_TASK TO COMPLETE_
Wherever a line holds the word "против", copy that line from the data.

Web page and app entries
--------

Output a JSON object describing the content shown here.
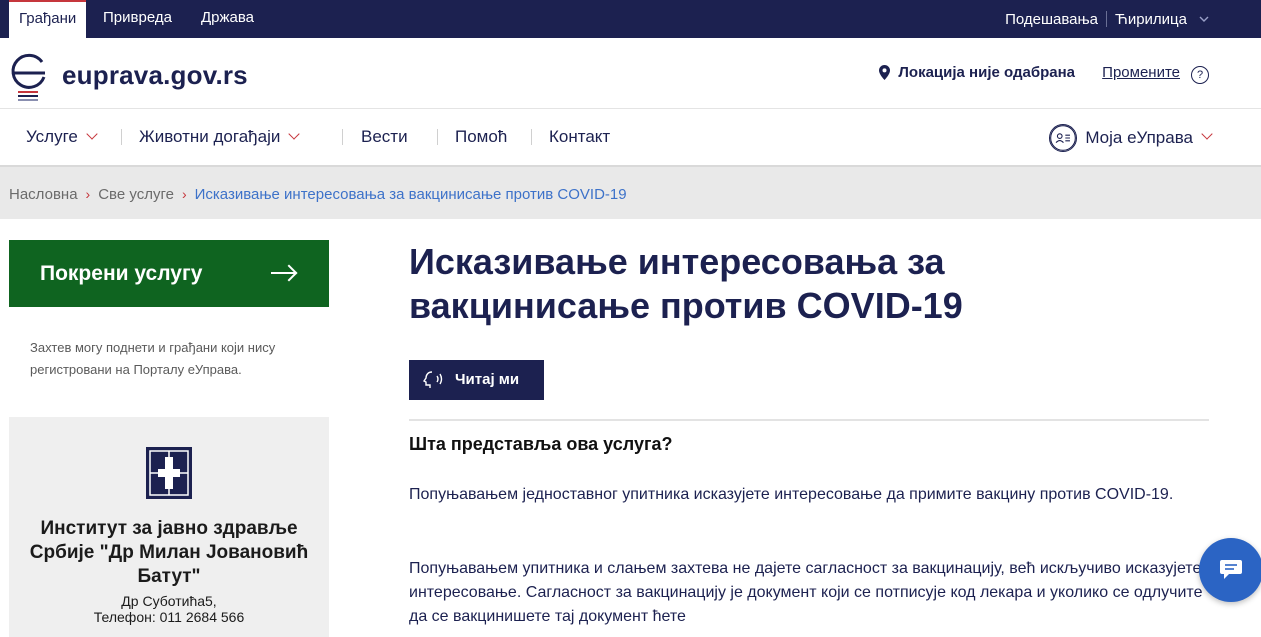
{
  "topbar": {
    "tabs": [
      {
        "label": "Грађани",
        "active": true
      },
      {
        "label": "Привреда",
        "active": false
      },
      {
        "label": "Држава",
        "active": false
      }
    ],
    "settings_label": "Подешавања",
    "language_label": "Ћирилица"
  },
  "header": {
    "logo_text": "euprava.gov.rs",
    "location_text": "Локација није одабрана",
    "change_label": "Промените",
    "help_icon": "?"
  },
  "nav": {
    "items": [
      {
        "label": "Услуге",
        "dropdown": true
      },
      {
        "label": "Животни догађаји",
        "dropdown": true
      },
      {
        "label": "Вести",
        "dropdown": false
      },
      {
        "label": "Помоћ",
        "dropdown": false
      },
      {
        "label": "Контакт",
        "dropdown": false
      }
    ],
    "account_label": "Моја еУправа"
  },
  "breadcrumb": {
    "items": [
      "Насловна",
      "Све услуге"
    ],
    "current": "Исказивање интересовања за вакцинисање против COVID-19"
  },
  "sidebar": {
    "start_button_label": "Покрени услугу",
    "note": "Захтев могу поднети и грађани који нису регистровани на Порталу еУправа.",
    "institution": {
      "name": "Институт за јавно здравље Србије \"Др Милан Јовановић Батут\"",
      "address": "Др Суботића5,",
      "phone": "Телефон: 011 2684 566"
    }
  },
  "main": {
    "title": "Исказивање интересовања за вакцинисање против COVID-19",
    "read_button_label": "Читај ми",
    "section_heading": "Шта представља ова услуга?",
    "paragraph1": "Попуњавањем једноставног упитника исказујете интересовање да примите вакцину против COVID-19.",
    "paragraph2": "Попуњавањем упитника и слањем захтева не дајете сагласност за вакцинацију, већ искључиво исказујете интересовање. Сагласност за вакцинацију је документ који се потписује код лекара и уколико се одлучите да се вакцинишете тај документ ћете"
  },
  "colors": {
    "primary": "#1c2150",
    "accent_red": "#c6363c",
    "start_green": "#0f6420",
    "link_blue": "#3d72c9",
    "chat_blue": "#2b64c4"
  },
  "icons": {
    "location": "map-pin-icon",
    "help": "question-circle-icon",
    "account": "user-card-icon",
    "read": "speaker-head-icon",
    "chat": "chat-bubble-icon"
  }
}
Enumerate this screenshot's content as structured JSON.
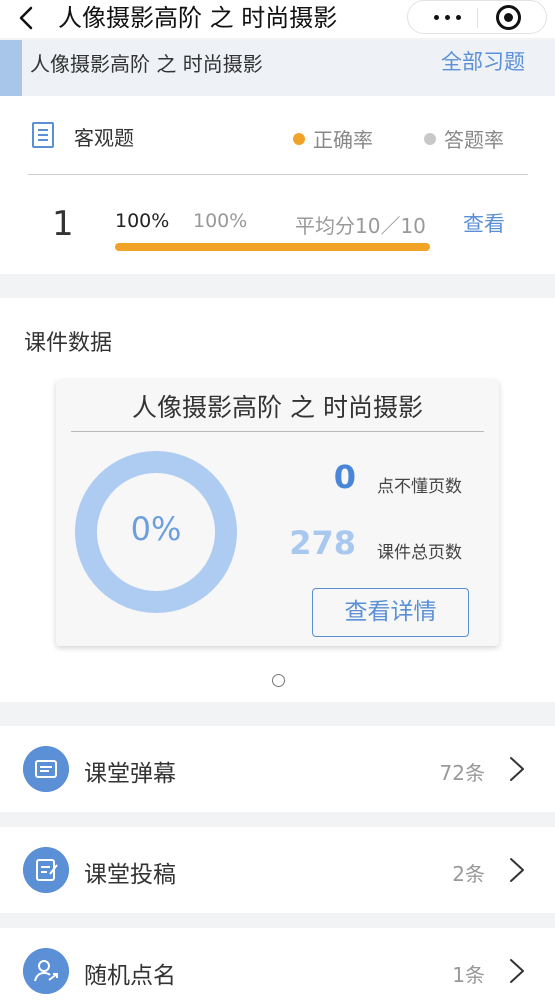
{
  "nav": {
    "title": "人像摄影高阶 之 时尚摄影",
    "back_icon": "chevron-left-icon",
    "more_icon": "more-dots-icon",
    "close_icon": "target-close-icon"
  },
  "quiz_header": {
    "title": "人像摄影高阶 之 时尚摄影",
    "all_exercises": "全部习题"
  },
  "objective": {
    "title": "客观题",
    "icon": "document-icon",
    "legend": [
      {
        "label": "正确率",
        "color": "#f0a326"
      },
      {
        "label": "答题率",
        "color": "#c8c8c8"
      }
    ],
    "question": {
      "index": "1",
      "correct_rate": "100%",
      "answer_rate": "100%",
      "average": "平均分10／10",
      "view": "查看",
      "progress": 1.0
    }
  },
  "courseware": {
    "section_title": "课件数据",
    "card_title": "人像摄影高阶 之 时尚摄影",
    "percent": "0%",
    "ring_fraction": 0.0,
    "not_understood": {
      "value": "0",
      "label": "点不懂页数",
      "color": "#4a86d8"
    },
    "total_pages": {
      "value": "278",
      "label": "课件总页数",
      "color": "#a9c8ef"
    },
    "detail_button": "查看详情"
  },
  "colors": {
    "accent": "#5b8fd6",
    "progress": "#f0a326",
    "ring": "#aecbf2"
  },
  "list": [
    {
      "label": "课堂弹幕",
      "count": "72条",
      "icon": "message-icon"
    },
    {
      "label": "课堂投稿",
      "count": "2条",
      "icon": "edit-note-icon"
    },
    {
      "label": "随机点名",
      "count": "1条",
      "icon": "random-user-icon"
    }
  ]
}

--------

_PROBLEM SOLUTION_
    "current": "Исказивање интересовања за вакцинисање против COVID-19"
    "title": "Исказивање интересовања за вакцинисање против COVID-19",
    "paragraph1": "Попуњавањем једноставног упитника исказујете интересовање да примите вакцину против COVID-19.",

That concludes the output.